If every American armed up to vindicate their private grievances (the Court of Appeals gave absolutely no guidance on how to tell, or who should decide, what constitutes government "tyranny"), the government's monopoly on force would be infringed and our society would gradually slide toward anarchy.
Again with the "government's monopoly on force," but this time with a hideous new twist--somehow, in a discussion about the Constitutional amendment that guarantees that the right of the people to keep and bear arms shall not be infringed, we've suddenly turned that amendment on its head and are now expected to be disturbed that "government's monopoly on force would be infringed." "Infringing" on that monopoly is the whole idea, Josh.
The concept of a "monopoly on force" might sound foreign or even frightening to Americans that take great pride in our revolutionary beginnings . . .
Gee--ya' think?
. . . but it is the fundamental organizing principle of any political entity . . .
Any dictatorship, anyway--but perhaps a dictatorship is the only "political entity" for which you have any respect, Josh.

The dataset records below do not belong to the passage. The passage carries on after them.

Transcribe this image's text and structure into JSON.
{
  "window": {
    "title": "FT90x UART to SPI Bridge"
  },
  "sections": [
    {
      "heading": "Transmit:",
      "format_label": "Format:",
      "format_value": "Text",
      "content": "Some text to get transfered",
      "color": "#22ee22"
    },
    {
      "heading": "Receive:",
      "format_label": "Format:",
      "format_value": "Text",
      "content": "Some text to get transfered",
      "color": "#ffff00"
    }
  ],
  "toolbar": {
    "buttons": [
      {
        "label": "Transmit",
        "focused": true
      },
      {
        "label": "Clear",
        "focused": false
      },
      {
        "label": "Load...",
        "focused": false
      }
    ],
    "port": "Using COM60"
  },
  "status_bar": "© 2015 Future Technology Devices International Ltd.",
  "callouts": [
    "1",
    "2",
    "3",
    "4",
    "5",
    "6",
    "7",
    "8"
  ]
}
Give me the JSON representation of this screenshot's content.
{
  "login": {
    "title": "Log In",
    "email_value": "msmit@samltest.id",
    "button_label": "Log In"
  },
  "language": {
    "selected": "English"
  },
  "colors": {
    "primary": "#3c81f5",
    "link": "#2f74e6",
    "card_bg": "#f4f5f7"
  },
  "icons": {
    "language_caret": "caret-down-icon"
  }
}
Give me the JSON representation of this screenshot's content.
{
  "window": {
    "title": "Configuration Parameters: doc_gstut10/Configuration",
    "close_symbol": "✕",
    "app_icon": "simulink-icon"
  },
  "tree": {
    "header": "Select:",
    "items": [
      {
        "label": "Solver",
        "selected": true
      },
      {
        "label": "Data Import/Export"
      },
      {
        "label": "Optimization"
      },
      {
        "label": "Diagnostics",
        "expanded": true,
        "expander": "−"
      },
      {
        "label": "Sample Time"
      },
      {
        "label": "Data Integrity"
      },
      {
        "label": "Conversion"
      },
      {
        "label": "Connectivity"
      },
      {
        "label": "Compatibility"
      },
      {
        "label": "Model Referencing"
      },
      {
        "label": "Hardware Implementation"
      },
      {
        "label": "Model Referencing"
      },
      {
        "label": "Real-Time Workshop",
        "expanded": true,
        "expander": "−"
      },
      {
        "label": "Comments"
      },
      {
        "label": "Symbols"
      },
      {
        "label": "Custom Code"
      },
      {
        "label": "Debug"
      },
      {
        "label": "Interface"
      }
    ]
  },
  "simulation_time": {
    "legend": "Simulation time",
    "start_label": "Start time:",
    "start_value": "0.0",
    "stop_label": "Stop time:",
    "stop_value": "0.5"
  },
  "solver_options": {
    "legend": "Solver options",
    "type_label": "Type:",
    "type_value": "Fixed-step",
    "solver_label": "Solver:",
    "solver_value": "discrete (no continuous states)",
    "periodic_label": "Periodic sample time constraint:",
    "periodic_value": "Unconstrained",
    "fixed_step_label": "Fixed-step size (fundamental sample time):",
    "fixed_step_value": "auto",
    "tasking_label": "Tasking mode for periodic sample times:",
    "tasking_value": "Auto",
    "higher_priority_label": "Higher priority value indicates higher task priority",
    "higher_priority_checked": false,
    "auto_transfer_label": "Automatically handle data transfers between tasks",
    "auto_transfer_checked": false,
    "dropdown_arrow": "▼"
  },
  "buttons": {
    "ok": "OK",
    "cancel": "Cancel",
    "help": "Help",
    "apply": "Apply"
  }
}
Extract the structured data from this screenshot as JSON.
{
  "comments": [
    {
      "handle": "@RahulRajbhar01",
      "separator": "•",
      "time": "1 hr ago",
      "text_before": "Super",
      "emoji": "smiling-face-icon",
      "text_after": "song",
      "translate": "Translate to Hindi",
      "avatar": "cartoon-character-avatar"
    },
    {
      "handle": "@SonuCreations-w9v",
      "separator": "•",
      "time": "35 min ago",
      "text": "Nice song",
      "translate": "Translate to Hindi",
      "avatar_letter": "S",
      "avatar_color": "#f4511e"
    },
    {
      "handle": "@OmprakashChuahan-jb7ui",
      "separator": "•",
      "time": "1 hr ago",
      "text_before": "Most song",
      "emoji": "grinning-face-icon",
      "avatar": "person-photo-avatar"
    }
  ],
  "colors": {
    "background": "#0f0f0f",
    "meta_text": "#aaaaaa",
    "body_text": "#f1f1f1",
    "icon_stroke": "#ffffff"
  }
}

Josh then tries to backpedal:
This doesn't mean that Saddam Hussein's regime, or other totalitarian states, should be accepted. These regimes lack legitimacy, which is the key to Weber's definition of the monopoly on force.
So it's OK to fight against an "illegitimate" government, but not a "legitimate" one. Fine--that makes sense. But wait a second, one cannot effectively fight an illegitimate government without arms, and one thing I've noticed about illegitimate governments is that they tend to make the citizenry's acquisition of effective arms rather difficult--a pretty compelling reason, it would seem, to acquire the arms before the government slides into illegitimacy.

Josh's arguments become even more difficult to fathom when one looks at them in light of the opening sentence of the article:
With the Bush administration casting aside the Constitution to eavesdrop on telephone conversations and hold suspected terrorists for years without access to lawyers, it's easy to see why civil libertarians on the left are finding a lot to like about the right-wing critique of expansive government power.
Is a government that refuses to abide by the national constitution not, by definition, illegitimate? If not, how do you define an illegitimate government, Josh?

Speaking personally, I would say that a government that reserves the right to kill the people with impunity is a good place to start in looking for such a definition.

I see, by the way, that a book of Josh's will be published this year--Freedom Under Fire, "examining the relationship between guns and democracy." Good title, Josh--that's much catchier than Mein Kampf.


mikej said...

Well, actually, the "assertion that there is an insurrectionary purpose to the Second Amendment" was made before there was a Second Amendment, in the Federalist papers. It's not surprising that totalitarians such as Horwitz prefer the unAmerican "monopoly of force" theory enunciated by some 20th Century kraut. It is, however, quite unusual that to find a totalitarian stupid enough to attribute the theory to its originator. They usually just state it as dogma.

Horwitz' mention of Iraq just goes to show that even an idiot, if he pounds on a keyboard long enough, might say something interesting. Because our illegitimate government has refused to enforce it's own immigration laws, America is becoming more like Iraq. We're no longer "one united people - a people descended from the same ancestors, speaking the same language, professing the same religion, attached to the same principles of government, very similar in their manners and customs," but merely a collection of mutually hostile tribes. Those of us who hope to survive had better acquire as much weaponry as we can, and hang onto it regardless of the government's opinion of our Second Amendment rights.

Anonymous said...

45superman, you have artfully sliced and diced Mr. Horwitz' piece!
Note: Josh was abusing the 1848 pamphlet,"The Law", and spun Frederic Bastiat's ideas through the looking glass (See Bastiat's ideas on force, legitimate and illegitimate). Using reverse english on plagrism, Josh? Shame, Shame!

Kurt '45superman' Hofmann said...

Thanks for the comments, guys--although they give me the distinct impression that I have a great deal of reading to do.